*What is required*
Only the lines of the data holding the string "JSON" need to be returned.

---------- Records for the exercise

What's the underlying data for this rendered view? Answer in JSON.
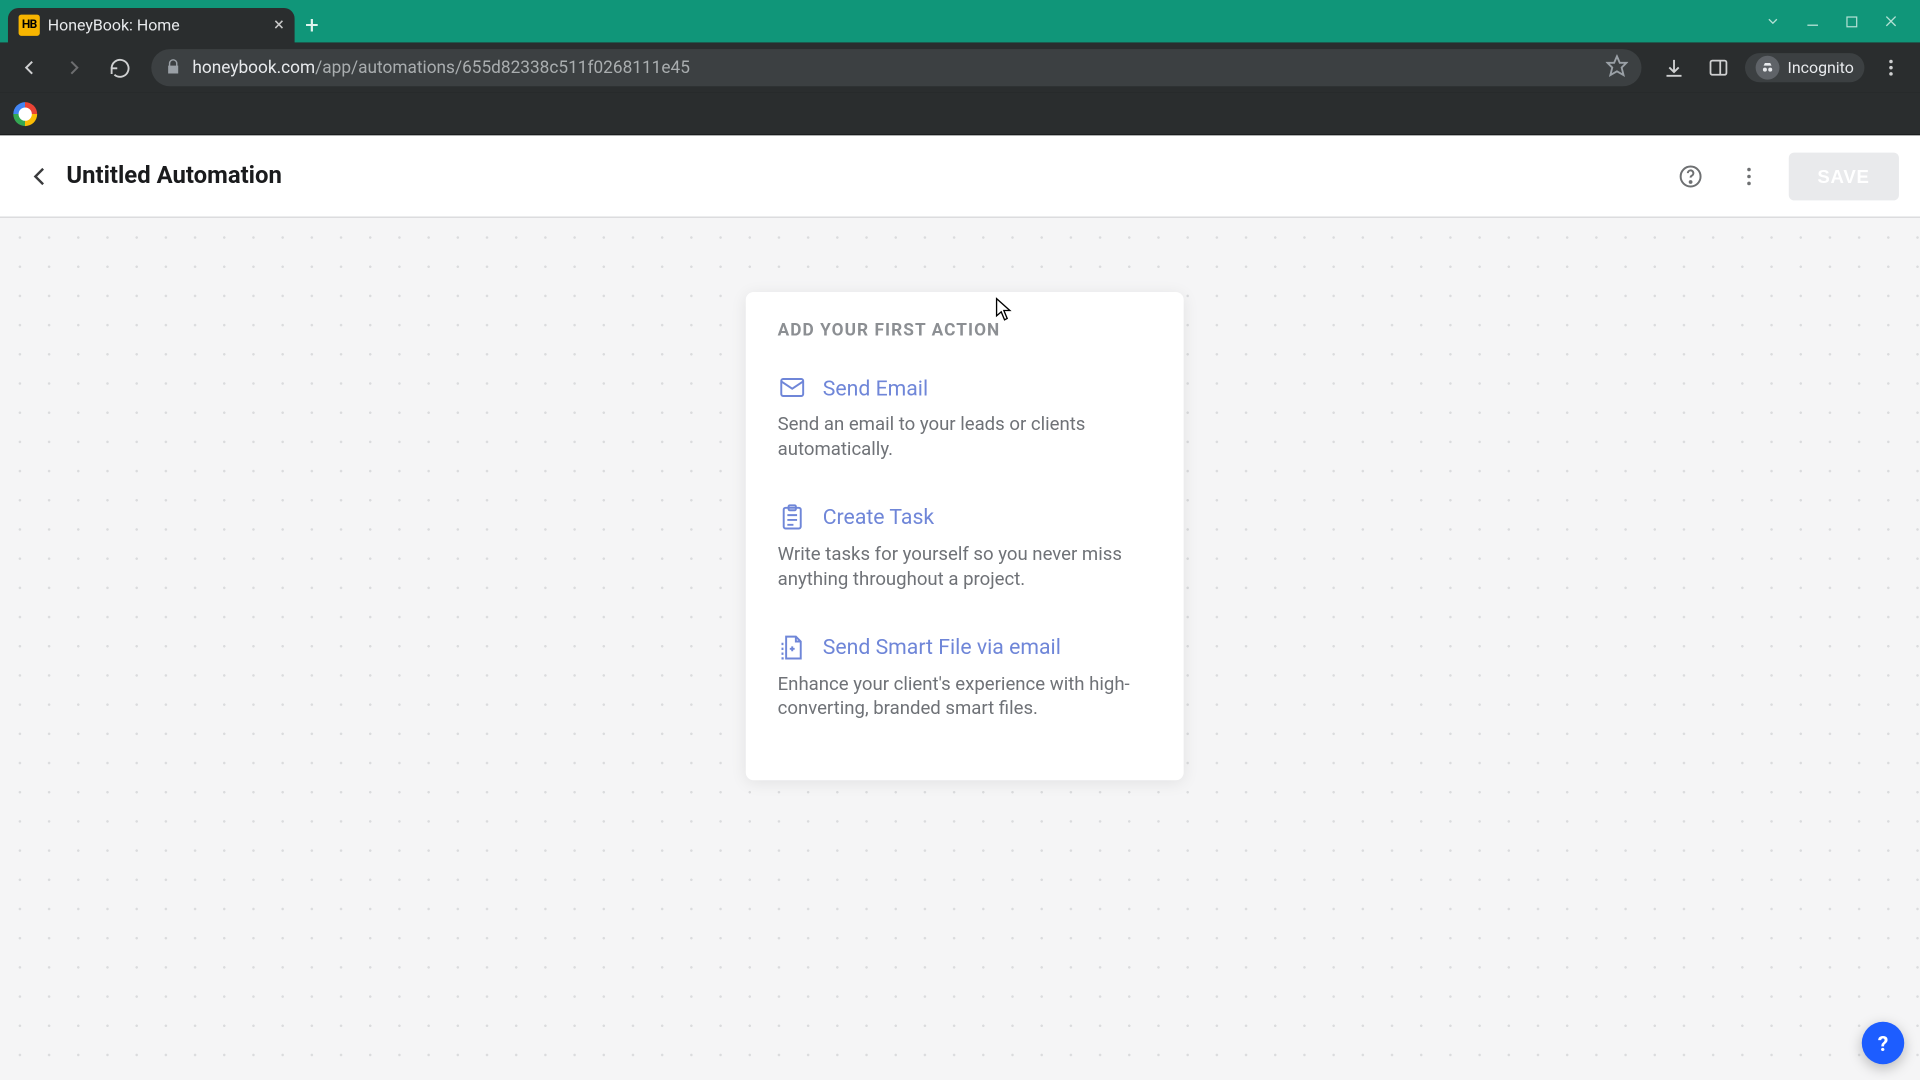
{
  "browser": {
    "tab_title": "HoneyBook: Home",
    "favicon_text": "HB",
    "url_host": "honeybook.com",
    "url_path": "/app/automations/655d82338c511f0268111e45",
    "incognito_label": "Incognito"
  },
  "app_header": {
    "title": "Untitled Automation",
    "save_label": "SAVE"
  },
  "card": {
    "heading": "ADD YOUR FIRST ACTION",
    "actions": [
      {
        "title": "Send Email",
        "desc": "Send an email to your leads or clients automatically."
      },
      {
        "title": "Create Task",
        "desc": "Write tasks for yourself so you never miss anything throughout a project."
      },
      {
        "title": "Send Smart File via email",
        "desc": "Enhance your client's experience with high-converting, branded smart files."
      }
    ]
  },
  "fab": {
    "label": "?"
  }
}
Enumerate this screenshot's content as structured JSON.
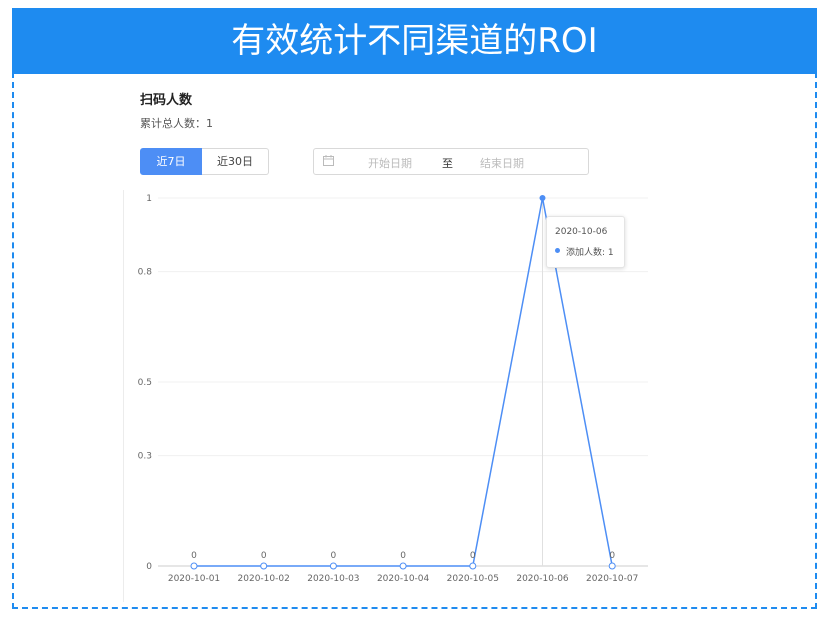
{
  "banner": {
    "title": "有效统计不同渠道的ROI"
  },
  "panel": {
    "title": "扫码人数",
    "total_label": "累计总人数：",
    "total_value": "1"
  },
  "range_tabs": [
    {
      "label": "近7日",
      "active": true
    },
    {
      "label": "近30日",
      "active": false
    }
  ],
  "date_range": {
    "start_placeholder": "开始日期",
    "separator": "至",
    "end_placeholder": "结束日期",
    "icon": "calendar-icon"
  },
  "tooltip": {
    "date": "2020-10-06",
    "series_label": "添加人数",
    "value": "1"
  },
  "colors": {
    "banner": "#1e8bf0",
    "accent": "#4d8ef5"
  },
  "chart_data": {
    "type": "line",
    "x": [
      "2020-10-01",
      "2020-10-02",
      "2020-10-03",
      "2020-10-04",
      "2020-10-05",
      "2020-10-06",
      "2020-10-07"
    ],
    "series": [
      {
        "name": "添加人数",
        "values": [
          0,
          0,
          0,
          0,
          0,
          1,
          0
        ]
      }
    ],
    "data_labels": [
      "0",
      "0",
      "0",
      "0",
      "0",
      "",
      "0"
    ],
    "y_ticks": [
      0,
      0.3,
      0.5,
      0.8,
      1
    ],
    "ylim": [
      0,
      1
    ],
    "grid": true,
    "title": "",
    "xlabel": "",
    "ylabel": ""
  }
}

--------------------

*Response to the exercise*
What's the underlying data for this rendered view? Answer in JSON.
Enumerate this screenshot's content as structured JSON.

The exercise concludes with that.